By definition of a norm, the range of numbers for these functional inner values should be [0, ||f|| * ||g||] right? Does this range allow us to claim a result such as 1/30 is "small"? What about comparing the L2 IP values among different functions with vastly different norms? Is there some kind of normalization we should do to these functions first?

Mogician

Does this have something to do with convolution? For the similar formula structure they share.

Kaxano

How do we tell what values for the inner product constitute 'lining up'? Just this value alone seems to not be enough since we can let f(x) := 1, g(x) := c for any arbitrarily large constant c, causing the inner product to be arbitrarily large, yet the functions don't line up any more for greater values of c. It seems like it would be better to normalize by dividing the result by the L2 norm of f and g for this purpose.

jonasjiang

Does "line-up" mean the similarity in shape of the two functions rather than the values?

tianez

I'm having a hard to connecting up the quantity 1/30 with the graph. Does it make sense to try to visualize everything? I can compare two norms e.g. 1/30 and 30, to tell that the former is definitely smaller, but what is the general scale of being large or small.

Murrowow

What practical applications does this have? Aside from maybe how "different" colors are or something similar, its hard for me to imagine an algorithm that would use the L2 norm to calculate an "applicable/useful" value.

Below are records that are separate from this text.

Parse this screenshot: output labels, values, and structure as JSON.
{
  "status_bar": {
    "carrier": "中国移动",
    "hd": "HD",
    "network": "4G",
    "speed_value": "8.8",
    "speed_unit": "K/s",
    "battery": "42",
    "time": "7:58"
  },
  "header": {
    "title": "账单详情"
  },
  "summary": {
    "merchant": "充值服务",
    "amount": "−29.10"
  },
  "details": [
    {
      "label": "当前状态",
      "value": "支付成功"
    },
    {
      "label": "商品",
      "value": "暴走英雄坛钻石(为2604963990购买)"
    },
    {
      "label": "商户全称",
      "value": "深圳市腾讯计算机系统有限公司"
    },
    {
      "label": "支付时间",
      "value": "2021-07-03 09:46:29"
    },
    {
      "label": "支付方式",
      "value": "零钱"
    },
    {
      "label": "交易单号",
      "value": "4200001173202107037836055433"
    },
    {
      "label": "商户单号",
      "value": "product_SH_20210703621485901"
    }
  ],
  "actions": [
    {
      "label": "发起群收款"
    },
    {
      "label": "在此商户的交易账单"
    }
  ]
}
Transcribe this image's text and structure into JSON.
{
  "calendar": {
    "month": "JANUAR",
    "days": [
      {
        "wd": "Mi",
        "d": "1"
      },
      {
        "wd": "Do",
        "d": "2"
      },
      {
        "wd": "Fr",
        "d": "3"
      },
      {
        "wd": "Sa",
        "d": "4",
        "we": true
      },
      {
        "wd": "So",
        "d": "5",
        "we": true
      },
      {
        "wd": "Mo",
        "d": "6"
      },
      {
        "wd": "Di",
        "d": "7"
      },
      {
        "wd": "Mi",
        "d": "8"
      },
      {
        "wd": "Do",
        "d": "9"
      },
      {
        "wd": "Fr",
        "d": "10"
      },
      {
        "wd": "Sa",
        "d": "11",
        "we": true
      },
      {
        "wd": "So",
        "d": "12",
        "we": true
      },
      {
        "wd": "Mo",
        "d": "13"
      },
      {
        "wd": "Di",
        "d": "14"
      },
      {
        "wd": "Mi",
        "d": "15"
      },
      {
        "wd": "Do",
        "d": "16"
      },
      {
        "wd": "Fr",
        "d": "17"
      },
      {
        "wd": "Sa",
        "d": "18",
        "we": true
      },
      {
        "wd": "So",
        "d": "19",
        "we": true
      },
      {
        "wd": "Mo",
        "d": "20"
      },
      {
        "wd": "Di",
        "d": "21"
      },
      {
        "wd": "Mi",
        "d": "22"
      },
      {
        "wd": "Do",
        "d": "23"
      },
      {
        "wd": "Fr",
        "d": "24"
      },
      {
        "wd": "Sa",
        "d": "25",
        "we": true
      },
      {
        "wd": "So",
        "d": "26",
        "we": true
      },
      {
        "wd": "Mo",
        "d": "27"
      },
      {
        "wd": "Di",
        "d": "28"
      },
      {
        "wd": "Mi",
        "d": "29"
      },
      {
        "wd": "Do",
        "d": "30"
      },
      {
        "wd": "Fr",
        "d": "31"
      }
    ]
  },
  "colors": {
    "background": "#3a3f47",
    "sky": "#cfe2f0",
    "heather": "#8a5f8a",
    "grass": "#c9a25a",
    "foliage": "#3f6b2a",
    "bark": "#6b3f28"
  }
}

bunnybun99

Besides inner product of vectors and inner product of functions, is there also inner product of matrices and how is this inner product of matrices useful?

GoldenKela

I am confused... is this the inner product of the L2 norm of fx and gx?

GoldenKela

oh wait I see it now, if I replace gx with fx, I end up with the L2 norm

shough

What would we do if we wanted to calculate the L2 norm/inner product outside of the unit interval? Would we just change the bounds?

By definition of a norm, the range of numbers for these functional inner values should be [0, ||f|| * ||g||] right? Does this range allow us to claim a result such as 1/30 is "small"? What about comparing the L2 IP values among different functions with vastly different norms? Is there some kind of normalization we should do to these functions first?

Does this have something to do with convolution? For the similar formula structure they share.

How do we tell what values for the inner product constitute 'lining up'? Just this value alone seems to not be enough since we can let f(x) := 1, g(x) := c for any arbitrarily large constant c, causing the inner product to be arbitrarily large, yet the functions don't line up any more for greater values of c. It seems like it would be better to normalize by dividing the result by the L2 norm of f and g for this purpose.

Does "line-up" mean the similarity in shape of the two functions rather than the values?

I'm having a hard to connecting up the quantity 1/30 with the graph. Does it make sense to try to visualize everything? I can compare two norms e.g. 1/30 and 30, to tell that the former is definitely smaller, but what is the general scale of being large or small.

What practical applications does this have? Aside from maybe how "different" colors are or something similar, its hard for me to imagine an algorithm that would use the L2 norm to calculate an "applicable/useful" value.

Besides inner product of vectors and inner product of functions, is there also inner product of matrices and how is this inner product of matrices useful?

I am confused... is this the inner product of the L2 norm of fx and gx?

oh wait I see it now, if I replace gx with fx, I end up with the L2 norm

What would we do if we wanted to calculate the L2 norm/inner product outside of the unit interval? Would we just change the bounds?